The RPE65 gene encodes a protein of 533 amino acids that is essential for normal vision. It is produced in the retinal pigment epithelium (RPE), a cell layer that supports and nourishes the retina (the light-sensitive tissue that lines the back of the eye). RPE65 plays an important role in the visual cycle. In the cycle, when the light enters the eye, it is converted into electrical signals that are transmitted to the brain. When the light hits photosensitive pigments in the retina, it changes a molecule called 11-cis retinal (a form of vitamin A) to all-trans retinal, which triggers a series of chemical reactions that create electrical signals. RPE65 protein helps in converting all-trans retinal back to 11-cis retinal to start the cycle again.

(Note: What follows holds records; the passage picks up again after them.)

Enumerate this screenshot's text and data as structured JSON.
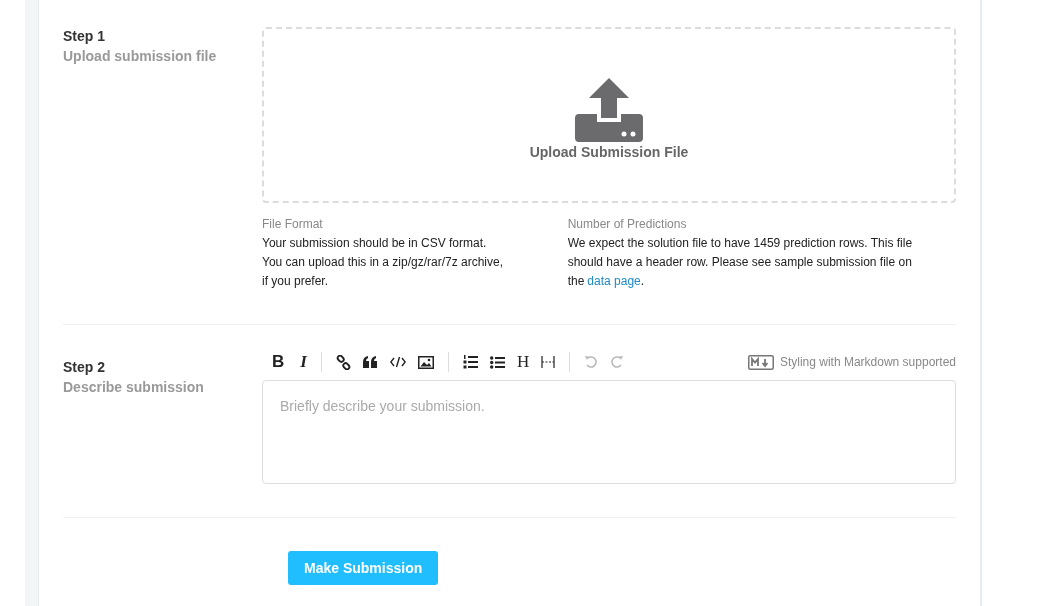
{
  "step1": {
    "title": "Step 1",
    "subtitle": "Upload submission file",
    "upload_label": "Upload Submission File",
    "info": [
      {
        "heading": "File Format",
        "text": "Your submission should be in CSV format. You can upload this in a zip/gz/rar/7z archive, if you prefer."
      },
      {
        "heading": "Number of Predictions",
        "text": "We expect the solution file to have 1459 prediction rows. This file should have a header row. Please see sample submission file on the",
        "link": "data page",
        "after": "."
      }
    ]
  },
  "step2": {
    "title": "Step 2",
    "subtitle": "Describe submission",
    "toolbar": [
      {
        "kind": "bold",
        "label": "B",
        "disabled": false
      },
      {
        "kind": "italic",
        "label": "I",
        "disabled": false
      },
      {
        "kind": "sep"
      },
      {
        "kind": "link",
        "disabled": false
      },
      {
        "kind": "quote",
        "disabled": false
      },
      {
        "kind": "code",
        "disabled": false
      },
      {
        "kind": "image",
        "disabled": false
      },
      {
        "kind": "sep"
      },
      {
        "kind": "ol",
        "disabled": false
      },
      {
        "kind": "ul",
        "disabled": false
      },
      {
        "kind": "heading",
        "label": "H",
        "disabled": false
      },
      {
        "kind": "hr",
        "disabled": false
      },
      {
        "kind": "sep"
      },
      {
        "kind": "undo",
        "disabled": true
      },
      {
        "kind": "redo",
        "disabled": true
      }
    ],
    "markdown_note": "Styling with Markdown supported",
    "placeholder": "Briefly describe your submission."
  },
  "submit_button": "Make Submission"
}
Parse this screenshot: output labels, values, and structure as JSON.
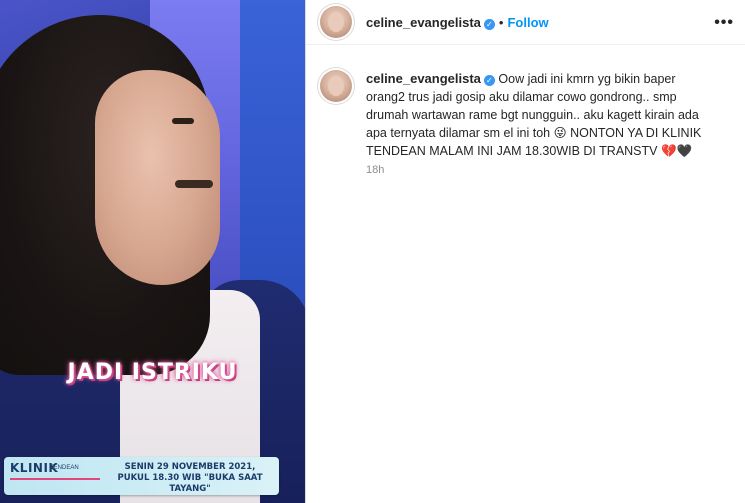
{
  "media": {
    "caption": "JADI ISTRIKU",
    "banner": {
      "logo": "KLINIK",
      "logo_sub": "TENDEAN",
      "line1": "SENIN 29 NOVEMBER 2021,",
      "line2": "PUKUL 18.30 WIB \"BUKA SAAT TAYANG\""
    }
  },
  "header": {
    "username": "celine_evangelista",
    "verified_icon": "verified-badge-icon",
    "separator": "•",
    "follow_label": "Follow",
    "more_label": "•••"
  },
  "post": {
    "username": "celine_evangelista",
    "caption": "Oow jadi ini kmrn yg bikin baper orang2 trus jadi gosip aku dilamar cowo gondrong.. smp drumah wartawan rame bgt nungguin.. aku kagett kirain ada apa ternyata dilamar sm el ini toh 😜 NONTON YA DI KLINIK TENDEAN MALAM INI JAM 18.30WIB DI TRANSTV 💔🖤",
    "time": "18h"
  },
  "colors": {
    "accent": "#0095f6",
    "verified": "#3897f0",
    "text": "#262626",
    "muted": "#8e8e8e"
  }
}
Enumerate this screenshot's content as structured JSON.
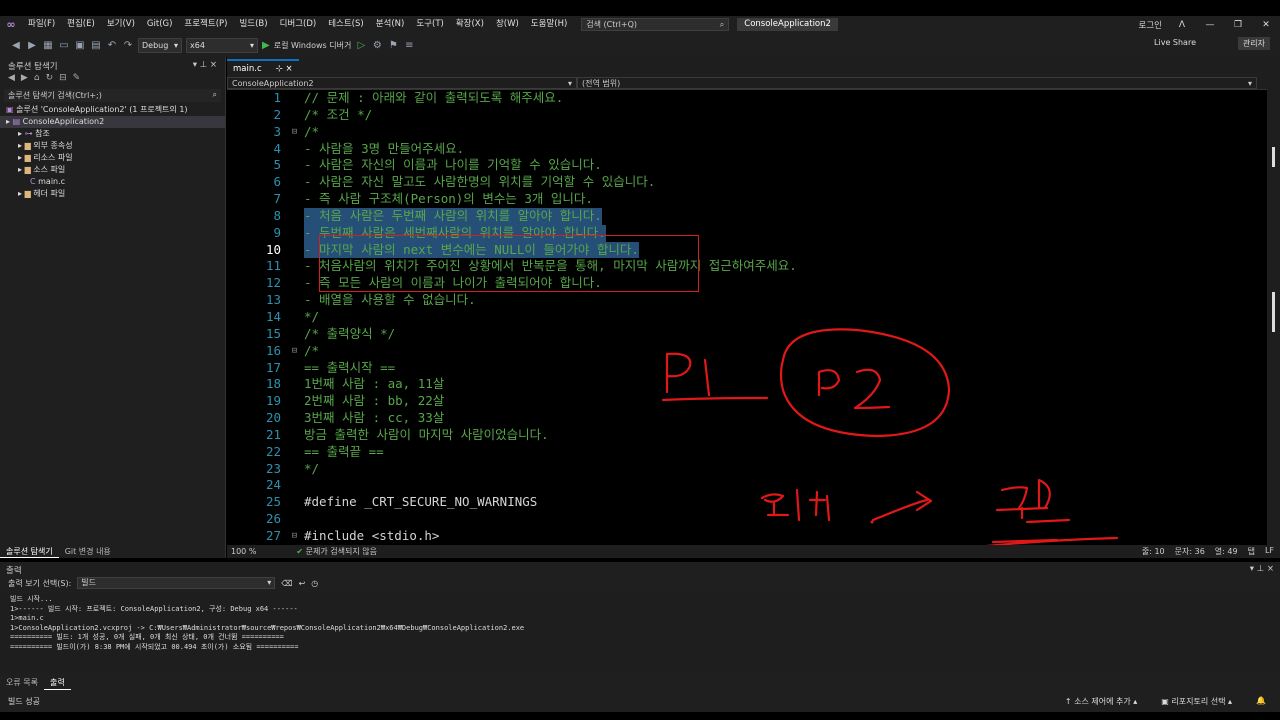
{
  "menu": {
    "items": [
      "파일(F)",
      "편집(E)",
      "보기(V)",
      "Git(G)",
      "프로젝트(P)",
      "빌드(B)",
      "디버그(D)",
      "테스트(S)",
      "분석(N)",
      "도구(T)",
      "확장(X)",
      "창(W)",
      "도움말(H)"
    ],
    "search_placeholder": "검색 (Ctrl+Q)",
    "project_title": "ConsoleApplication2",
    "login": "로그인"
  },
  "toolbar": {
    "config": "Debug",
    "platform": "x64",
    "run_label": "로컬 Windows 디버거",
    "live_share": "Live Share",
    "admin": "관리자"
  },
  "sidebar": {
    "title": "솔루션 탐색기",
    "search_placeholder": "솔루션 탐색기 검색(Ctrl+;)",
    "tree": [
      {
        "label": "솔루션 'ConsoleApplication2' (1 프로젝트의 1)",
        "depth": 0,
        "icon": "solution-icon"
      },
      {
        "label": "ConsoleApplication2",
        "depth": 0,
        "icon": "project-icon",
        "selected": true
      },
      {
        "label": "참조",
        "depth": 1,
        "icon": "references-icon"
      },
      {
        "label": "외부 종속성",
        "depth": 1,
        "icon": "folder-icon"
      },
      {
        "label": "리소스 파일",
        "depth": 1,
        "icon": "folder-icon"
      },
      {
        "label": "소스 파일",
        "depth": 1,
        "icon": "folder-icon"
      },
      {
        "label": "main.c",
        "depth": 2,
        "icon": "c-file-icon"
      },
      {
        "label": "헤더 파일",
        "depth": 1,
        "icon": "folder-icon"
      }
    ],
    "tabs": [
      "솔루션 탐색기",
      "Git 변경 내용"
    ]
  },
  "editor": {
    "tab_label": "main.c",
    "nav_project": "ConsoleApplication2",
    "nav_scope": "(전역 범위)",
    "lines": [
      {
        "n": "1",
        "text": "// 문제 : 아래와 같이 출력되도록 해주세요.",
        "kind": "comment"
      },
      {
        "n": "2",
        "text": "/* 조건 */",
        "kind": "comment"
      },
      {
        "n": "3",
        "text": "/*",
        "kind": "comment",
        "fold": "⊟"
      },
      {
        "n": "4",
        "text": "- 사람을 3명 만들어주세요.",
        "kind": "comment"
      },
      {
        "n": "5",
        "text": "- 사람은 자신의 이름과 나이를 기억할 수 있습니다.",
        "kind": "comment"
      },
      {
        "n": "6",
        "text": "- 사람은 자신 말고도 사람한명의 위치를 기억할 수 있습니다.",
        "kind": "comment"
      },
      {
        "n": "7",
        "text": "- 즉 사람 구조체(Person)의 변수는 3개 입니다.",
        "kind": "comment"
      },
      {
        "n": "8",
        "text": "- 처음 사람은 두번째 사람의 위치를 알아야 합니다.",
        "kind": "comment",
        "hl": true
      },
      {
        "n": "9",
        "text": "- 두번째 사람은 세번째사람의 위치를 알아야 합니다.",
        "kind": "comment",
        "hl": true
      },
      {
        "n": "10",
        "text": "- 마지막 사람의 next 변수에는 NULL이 들어가야 합니다.",
        "kind": "comment",
        "hl": true,
        "current": true
      },
      {
        "n": "11",
        "text": "- 처음사람의 위치가 주어진 상황에서 반복문을 통해, 마지막 사람까지 접근하여주세요.",
        "kind": "comment"
      },
      {
        "n": "12",
        "text": "- 즉 모든 사람의 이름과 나이가 출력되어야 합니다.",
        "kind": "comment"
      },
      {
        "n": "13",
        "text": "- 배열을 사용할 수 없습니다.",
        "kind": "comment"
      },
      {
        "n": "14",
        "text": "*/",
        "kind": "comment"
      },
      {
        "n": "15",
        "text": "/* 출력양식 */",
        "kind": "comment"
      },
      {
        "n": "16",
        "text": "/*",
        "kind": "comment",
        "fold": "⊟"
      },
      {
        "n": "17",
        "text": "== 출력시작 ==",
        "kind": "comment"
      },
      {
        "n": "18",
        "text": "1번째 사람 : aa, 11살",
        "kind": "comment"
      },
      {
        "n": "19",
        "text": "2번째 사람 : bb, 22살",
        "kind": "comment"
      },
      {
        "n": "20",
        "text": "3번째 사람 : cc, 33살",
        "kind": "comment"
      },
      {
        "n": "21",
        "text": "방금 출력한 사람이 마지막 사람이었습니다.",
        "kind": "comment"
      },
      {
        "n": "22",
        "text": "== 출력끝 ==",
        "kind": "comment"
      },
      {
        "n": "23",
        "text": "*/",
        "kind": "comment"
      },
      {
        "n": "24",
        "text": "",
        "kind": "code"
      },
      {
        "n": "25",
        "text": "#define _CRT_SECURE_NO_WARNINGS",
        "kind": "code"
      },
      {
        "n": "26",
        "text": "",
        "kind": "code"
      },
      {
        "n": "27",
        "text": "#include <stdio.h>",
        "kind": "code",
        "fold": "⊟"
      }
    ],
    "zoom": "100 %",
    "issues": "문제가 검색되지 않음",
    "position": {
      "line": "줄: 10",
      "char": "문자: 36",
      "col": "열: 49",
      "mode": "탭",
      "eol": "LF"
    }
  },
  "output": {
    "title": "출력",
    "source_label": "출력 보기 선택(S):",
    "source_value": "빌드",
    "lines": [
      "빌드 시작...",
      "1>------ 빌드 시작: 프로젝트: ConsoleApplication2, 구성: Debug x64 ------",
      "1>main.c",
      "1>ConsoleApplication2.vcxproj -> C:₩Users₩Administrator₩source₩repos₩ConsoleApplication2₩x64₩Debug₩ConsoleApplication2.exe",
      "========== 빌드: 1개 성공, 0개 실패, 0개 최신 상태, 0개 건너뜀 ==========",
      "========== 빌드이(가) 8:38 PM에 시작되었고 00.494 초이(가) 소요됨 =========="
    ],
    "tabs": [
      "오류 목록",
      "출력"
    ]
  },
  "statusbar": {
    "left": "빌드 성공",
    "source_control": "소스 제어에 추가",
    "repo": "리포지토리 선택"
  },
  "colors": {
    "ink": "#e01818",
    "selection": "#264f78",
    "comment": "#57a64a"
  }
}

The RPE65 has two forms; a soluble form called sRPE65, and a palmitoylated, membrane-bound form known as mRPE65. The soluble form binds vitamin A (all-trans-retinol), making it available for LRAT processing to all-trans-retinyl ester. The membrane form, palmitoylated by LRAT, binds all-trans-retinyl esters, making them available for IMH (isomerohydrolase) processing to all-cis-retinol.
Defects in the RPE65 protein are the cause of retinitis pigmentosa 20 (RP) and Leber congenital amaurosis type 2 (LCA 2). These are autosomal recessive disorders characterized by severe childhood blindness.
RPE65 gene has been mapped to chromosome 1p31. It consists of 14 coding exons, spans about 21.1 kb, and encodes a protein of 533 amino acids. More than 20 mutations that cause retinitis pigmentosa have been identified in RPE65 gene. The mutations disrupt the protein function, which result in vision loss by impairing the visual cycle.
At least 30 mutations in the RPE65 gene have also been identified in patients with Leber congenital amaurosis, accounting for 6-16 of all cases of this condition. These mutations result in the accumulation of 11-cis retinal in the retinal pigment epithelium, which leads to severe visual impairment beginning very early in life.
[See: Yemen > Jakobsson et al., 2014].
In 37 consanguineous families from Saudi Arabia with Leber congenital amaurosis, Li et al., (2009) performed direct PCR and sequencing for 13 known LCA genes (GUCY2D, CRX, RPE65, TULP1, AIPL1, CRB1, RPGRIP1, LRAT, RDH12, IMPDH1, CEP290, RD3, and LCA5). Of 417 individuals from these families, 117 were affected. Two different mutations in the RPE65 gene were identified in two families. The first mutation was a p.R91W amino acid substitution, while the second mutation was a novel splice donor site mutation of exon 6 (GGT3->GCT), leading to a frameshift and early termination.
Khan et al. (2014) conducted a retrospective case series analysis for a consecutive cohort of Saudi children diagnosed with LCA between 2012 and 2014. A total of 23 patients from 19 consanguineous or endogamous families were screened for mutations in a panel of 14 known LCA genes. Two of these families were found to have mutations in the RPE65 gene. The two affected male patients in the first family carried homozygous c.271C>T (p.Arg91Trp) mutations. The single affected male patient from the second family carried compound heretrozygous mutations. One of these was a novel c.540C>A (p.His180Gln) missense mutation, while the other was a previously reported c.1067dupA (p.Asn356Lysfs*9) mutation.
El Matri et al. (2006) conducted genome-wide linkage analysis in three consanguineous Tunisian families presenting with early-onset retinal degeneration (EORD). Of 53 examined members, 11 were clinically affected with an EORD. Linkage analysis revealed a maximal lod score of 4.02 (theta=0.1) for the marker D1S207 on 1p31. Sequencing of the RPE65 gene identified a homozygous p.R91W mutation co-segregating with the disease in all affected individuals. Eleven homozygotes had nystagmus and acuities ranging from CF to NLP. Homozygotes had no detectable full-field ERG and an abnormal pupillary light reflex. Eleven heterozygotes had normal visual function.
Al-Gazali et al. (2010) performed mutation analysis for the RPE65 gene in six children from an extended Emirati family affected with retinitis pigmentosa. Homozygous deletion of exons one to seven of the RPE65 gene was identified in the affected patients.
Jacobsson et al. (2014) analyzed a family from Yemen with three members affected with a severe phenotype of Leber Congenital Amaurosis with an early and severe cone dysfunction. Jacobsson et al. (2014) undertook linkage analysis using markers flanking the known LCA genes, which narrowed the locus down to the RPE65 gene. Sequencing of this gene identified a novel homozygous missense mutation (IVS2-3C>G) in this gene in the second intron in all affected patients.